What happened

Ammunition manufacturer Ammo (NASDAQ:POWW) is kind of an odd duck in the investing world. Not because of its field of business -- I've got nothing against ammo makers -- but because of the strange way in which it doles out its financial projections and its actual financial results.

This first became apparent back in January, when Ammo pre-announced a "500% increase" in sales for its fiscal 2021 third quarter (which ended Dec. 31) ... then followed that up with a prediction for a 317% increase in sales for its fiscal Q4 ... only to eventually report the official earnings for fiscal Q3 more than a month later.

Given the company's penchant for issuing guidance and results so out of order, I suppose we shouldn't be too surprised to see that it's doing it again.

Long row of ammunition of various calibers

Image source: Getty Images.

So what

Specifically, on Tuesday morning -- with almost a month to go before it's even finished with its fiscal Q4 2021, mind you -- Ammo looked ahead and told investors what to expect for its next fiscal year. Management advises that anticipated $120 million in revenue for fiscal 2022, with "adjusted EBITDA" of $20 million.  

Both numbers would amount to triple-digit-percentage growth, points out CEO Fred Wagenhals. The market accepted that news with enthusiasm-- shares of Ammo were trading 5% higher as of noon EST.

Now what

So investors are happy, but should they be? On the one hand, personally, I'd be more comfortable seeing how Ammo did through the end of its fiscal 2021 before looking ahead to think about fiscal 2022. That being said, $120 million in sales next year would be triple the $40 million Ammo generated over the last four (officially reported) quarters.

That's a great growth rate. If Ammo can deliver on it -- and maybe earn a profit this time, too? -- investors should be pleased.

This article represents the opinion of the writer, who may disagree with the “official” recommendation position of a Motley Fool premium advisory service. We’re motley!
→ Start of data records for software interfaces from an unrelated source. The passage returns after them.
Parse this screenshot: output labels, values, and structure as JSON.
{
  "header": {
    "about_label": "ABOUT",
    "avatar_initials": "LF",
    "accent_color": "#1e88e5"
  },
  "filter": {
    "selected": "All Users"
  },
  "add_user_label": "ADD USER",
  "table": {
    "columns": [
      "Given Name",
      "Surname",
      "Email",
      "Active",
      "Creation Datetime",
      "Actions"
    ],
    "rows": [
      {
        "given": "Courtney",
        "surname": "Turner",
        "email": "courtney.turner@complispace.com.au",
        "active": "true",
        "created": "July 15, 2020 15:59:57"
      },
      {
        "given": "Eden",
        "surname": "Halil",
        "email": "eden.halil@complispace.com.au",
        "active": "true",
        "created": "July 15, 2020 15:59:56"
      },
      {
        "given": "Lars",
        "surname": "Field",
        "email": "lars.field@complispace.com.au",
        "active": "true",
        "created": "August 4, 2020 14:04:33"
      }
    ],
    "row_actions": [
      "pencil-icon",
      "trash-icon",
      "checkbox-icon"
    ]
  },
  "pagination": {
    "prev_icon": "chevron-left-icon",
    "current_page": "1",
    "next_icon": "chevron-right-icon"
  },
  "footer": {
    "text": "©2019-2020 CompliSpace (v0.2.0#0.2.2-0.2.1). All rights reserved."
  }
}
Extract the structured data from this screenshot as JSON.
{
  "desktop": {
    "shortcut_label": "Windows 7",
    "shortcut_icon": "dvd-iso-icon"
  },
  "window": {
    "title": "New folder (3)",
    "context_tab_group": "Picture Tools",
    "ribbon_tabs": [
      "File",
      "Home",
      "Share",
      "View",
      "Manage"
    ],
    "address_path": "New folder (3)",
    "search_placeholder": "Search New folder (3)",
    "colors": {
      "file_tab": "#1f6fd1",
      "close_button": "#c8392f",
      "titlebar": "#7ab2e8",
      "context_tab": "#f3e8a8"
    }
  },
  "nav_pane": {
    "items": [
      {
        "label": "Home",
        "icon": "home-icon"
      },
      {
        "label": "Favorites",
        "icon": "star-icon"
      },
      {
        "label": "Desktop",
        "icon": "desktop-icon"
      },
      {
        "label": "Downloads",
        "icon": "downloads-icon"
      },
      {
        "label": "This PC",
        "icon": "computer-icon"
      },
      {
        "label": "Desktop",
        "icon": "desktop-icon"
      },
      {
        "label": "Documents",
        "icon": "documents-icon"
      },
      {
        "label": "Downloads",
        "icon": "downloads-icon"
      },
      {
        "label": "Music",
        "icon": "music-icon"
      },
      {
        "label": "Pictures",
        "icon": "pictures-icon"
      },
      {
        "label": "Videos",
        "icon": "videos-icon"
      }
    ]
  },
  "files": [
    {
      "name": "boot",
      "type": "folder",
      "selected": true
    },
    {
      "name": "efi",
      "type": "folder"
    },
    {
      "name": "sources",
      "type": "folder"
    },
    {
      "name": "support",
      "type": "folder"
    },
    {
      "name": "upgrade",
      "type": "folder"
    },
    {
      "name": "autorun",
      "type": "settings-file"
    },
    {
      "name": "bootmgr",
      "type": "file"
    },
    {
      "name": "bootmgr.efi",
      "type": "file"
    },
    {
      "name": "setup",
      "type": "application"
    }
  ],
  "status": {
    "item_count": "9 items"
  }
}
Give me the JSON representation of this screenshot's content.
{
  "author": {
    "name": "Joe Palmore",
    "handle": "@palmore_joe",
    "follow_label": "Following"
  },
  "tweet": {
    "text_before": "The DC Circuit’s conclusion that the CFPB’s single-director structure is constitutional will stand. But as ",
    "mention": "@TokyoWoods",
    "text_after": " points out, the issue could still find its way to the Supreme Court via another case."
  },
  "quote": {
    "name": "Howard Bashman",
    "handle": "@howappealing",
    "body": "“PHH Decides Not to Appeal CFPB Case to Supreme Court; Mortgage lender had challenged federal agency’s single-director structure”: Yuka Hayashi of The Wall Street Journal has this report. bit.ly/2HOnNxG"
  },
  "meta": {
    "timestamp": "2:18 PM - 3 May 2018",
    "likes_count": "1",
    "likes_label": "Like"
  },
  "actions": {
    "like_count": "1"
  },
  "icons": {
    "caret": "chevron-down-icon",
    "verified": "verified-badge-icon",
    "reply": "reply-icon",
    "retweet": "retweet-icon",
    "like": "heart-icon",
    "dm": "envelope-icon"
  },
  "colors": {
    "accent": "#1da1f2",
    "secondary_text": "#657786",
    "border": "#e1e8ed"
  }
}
Questioning an investing thesis -- even one of our own -- helps us all think critically about investing and make decisions that help us become smarter, happier, and richer.